Even though official social workers assured him that it was possible to start studying in Denmark, it was clear that the road ahead would be far from easy.
“This is my dream, but unfortunately I found a lot of challenges and difficulties. I felt stuck, like I couldn’t take the next step,” Ali explains.
But this changed when a friend told him about the network called Student Refugees, a volunteer group of university students who have joined forces to help young refugees access higher education.
They assist refugees in understanding the Danish system, overcoming language barriers and improving their eligibility. They give them advice about opportunities, supplementary courses and the application process. And, equally as important, they provide valuable peer support and motivation.
“We see refugees being guided into the low-skilled, low-paid job market, and I don’t think it’s the best way to integrate them, because then people who studied to be doctors and professors end up driving taxis and cleaning floors,” explains Alba Ortega, who founded the network.

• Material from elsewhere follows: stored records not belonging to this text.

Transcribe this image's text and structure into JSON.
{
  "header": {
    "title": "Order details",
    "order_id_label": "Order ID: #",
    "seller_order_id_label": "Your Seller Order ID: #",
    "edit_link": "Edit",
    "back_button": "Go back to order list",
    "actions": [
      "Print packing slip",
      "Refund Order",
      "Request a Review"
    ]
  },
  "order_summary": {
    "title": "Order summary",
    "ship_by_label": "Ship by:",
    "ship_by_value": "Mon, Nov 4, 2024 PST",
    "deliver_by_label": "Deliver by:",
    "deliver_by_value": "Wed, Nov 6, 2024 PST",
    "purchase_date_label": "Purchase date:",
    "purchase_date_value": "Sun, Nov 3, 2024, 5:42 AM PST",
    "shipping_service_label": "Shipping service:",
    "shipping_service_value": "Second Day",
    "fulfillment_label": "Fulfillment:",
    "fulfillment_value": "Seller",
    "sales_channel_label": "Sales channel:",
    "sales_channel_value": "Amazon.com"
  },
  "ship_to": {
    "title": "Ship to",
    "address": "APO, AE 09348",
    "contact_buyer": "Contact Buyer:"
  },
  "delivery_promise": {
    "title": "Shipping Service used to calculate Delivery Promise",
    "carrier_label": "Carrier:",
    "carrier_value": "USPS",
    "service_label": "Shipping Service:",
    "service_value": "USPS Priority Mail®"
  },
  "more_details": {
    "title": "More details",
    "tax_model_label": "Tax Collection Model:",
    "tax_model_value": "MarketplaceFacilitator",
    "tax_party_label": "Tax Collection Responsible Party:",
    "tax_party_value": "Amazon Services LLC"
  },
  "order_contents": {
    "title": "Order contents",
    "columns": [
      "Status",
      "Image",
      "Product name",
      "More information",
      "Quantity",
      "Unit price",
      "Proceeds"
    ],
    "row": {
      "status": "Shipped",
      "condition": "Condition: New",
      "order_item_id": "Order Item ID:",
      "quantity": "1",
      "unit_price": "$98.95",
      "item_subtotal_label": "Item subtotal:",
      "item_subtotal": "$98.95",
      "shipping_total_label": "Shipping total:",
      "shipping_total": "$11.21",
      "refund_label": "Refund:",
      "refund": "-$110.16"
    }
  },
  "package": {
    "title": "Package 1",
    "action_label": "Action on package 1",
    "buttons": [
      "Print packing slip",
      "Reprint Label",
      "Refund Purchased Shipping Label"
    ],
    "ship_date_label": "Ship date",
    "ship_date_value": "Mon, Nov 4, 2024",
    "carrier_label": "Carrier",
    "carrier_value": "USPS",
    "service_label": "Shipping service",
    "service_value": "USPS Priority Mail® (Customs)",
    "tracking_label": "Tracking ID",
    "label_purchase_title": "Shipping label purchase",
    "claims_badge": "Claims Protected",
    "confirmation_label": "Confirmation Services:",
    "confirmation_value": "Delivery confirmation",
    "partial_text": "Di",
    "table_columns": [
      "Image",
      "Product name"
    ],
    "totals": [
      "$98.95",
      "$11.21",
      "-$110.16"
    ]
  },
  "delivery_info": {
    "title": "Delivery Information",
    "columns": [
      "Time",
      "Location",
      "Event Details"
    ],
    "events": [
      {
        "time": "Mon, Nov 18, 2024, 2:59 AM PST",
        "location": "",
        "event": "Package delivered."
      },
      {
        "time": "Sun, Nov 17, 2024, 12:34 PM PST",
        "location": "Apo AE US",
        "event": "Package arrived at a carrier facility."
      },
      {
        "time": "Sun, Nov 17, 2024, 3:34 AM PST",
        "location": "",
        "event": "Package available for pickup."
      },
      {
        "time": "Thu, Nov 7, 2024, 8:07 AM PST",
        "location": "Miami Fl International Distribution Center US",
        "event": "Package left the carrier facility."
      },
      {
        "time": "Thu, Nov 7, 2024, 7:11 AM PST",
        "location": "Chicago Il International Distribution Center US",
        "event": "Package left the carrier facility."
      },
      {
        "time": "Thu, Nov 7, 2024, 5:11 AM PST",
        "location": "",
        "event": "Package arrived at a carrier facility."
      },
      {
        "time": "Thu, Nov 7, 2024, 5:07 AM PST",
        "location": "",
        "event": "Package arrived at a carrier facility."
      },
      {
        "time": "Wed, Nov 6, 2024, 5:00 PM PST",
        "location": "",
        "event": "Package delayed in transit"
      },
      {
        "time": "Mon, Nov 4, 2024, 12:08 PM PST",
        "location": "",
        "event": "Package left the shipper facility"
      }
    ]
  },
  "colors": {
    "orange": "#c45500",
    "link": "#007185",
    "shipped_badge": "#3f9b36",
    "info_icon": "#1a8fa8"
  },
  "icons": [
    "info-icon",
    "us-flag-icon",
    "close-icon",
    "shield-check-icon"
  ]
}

With financial support, received through the Danish Student House and National Union of Students, Student Refugees was officially established in the fall of 2017. After only six months in action, they’ve been in contact with more than 70 young refugees, with backgrounds in economics, chemistry, law, engineering and more. The numbers keep growing as the network regularly hosts open “application-cafés”, where refugees can show up, get help and support, and subsequently be paired with mentors from Student Refugees.
“We wanted to give people a chance to actually continue doing what they’d started in their home countries,” says founder Alba Ortega, who has been invited to share the concept and experiences along with other volunteers at several integration conferences in Europe.
One of the mentors with Student Refugees is Sara, a Danish medical student who joined the network to counter the negative public narratives in Denmark.
“There’s constantly this negative emphasis that refugees are a burden, but I don’t agree, and I wanted to do something to represent my country in another way. This might be only a drop in the ocean, but I welcome refugees and want to help,” she says.
24-year old Ali, who was studying French translation back in Syria before he had to flee with his mother and sister, has now submitted his application to start Human Studies at Roskilde University in the coming fall semester. This was only possible, after—with the advice and support from the volunteers—he succeeded in getting his Syrian university papers and his former education approved by the Danish Ministry of Higher Education.
Now, he just has to wait for the verdict this summer—whether he’ll be accepted or not—like so many young refugees who have been supported by Student Refugees in submitting applications to Danish universities.
But the support and help from Student Refugees at least gave Ali hope and a boost of self-confidence:
“They helped me have a new vision. I felt comfortable with them, because they know much more than I do about the Danish system. They made me feel like I can do it. That it’s not impossible,” he says.
Update September 2018
Good news! Ali was accepted to Roskilde University.
“I was optimistic, but also so nervous. When I got the letter, that I was accepted, it was almost the best day of my life.”
A few weeks ago, Ali started his studies for the Bachelor Degree in Social International Studies.
“I have made many new friends already, and here we are all just students,” he says. “I am really happy, but I know that it will also be a challenge, because I have been out for school for many years. I need to get back to study mode.”
Unfortunately, not all children and youth who have been forced to flee their homes, are able to return to school. Only 1 per cent of refugee youth have access to tertiary education, and UNHCR recently raised the alarm of the growing gap in refugee education, currently resulting in 4 million refugee children missing school. More information here.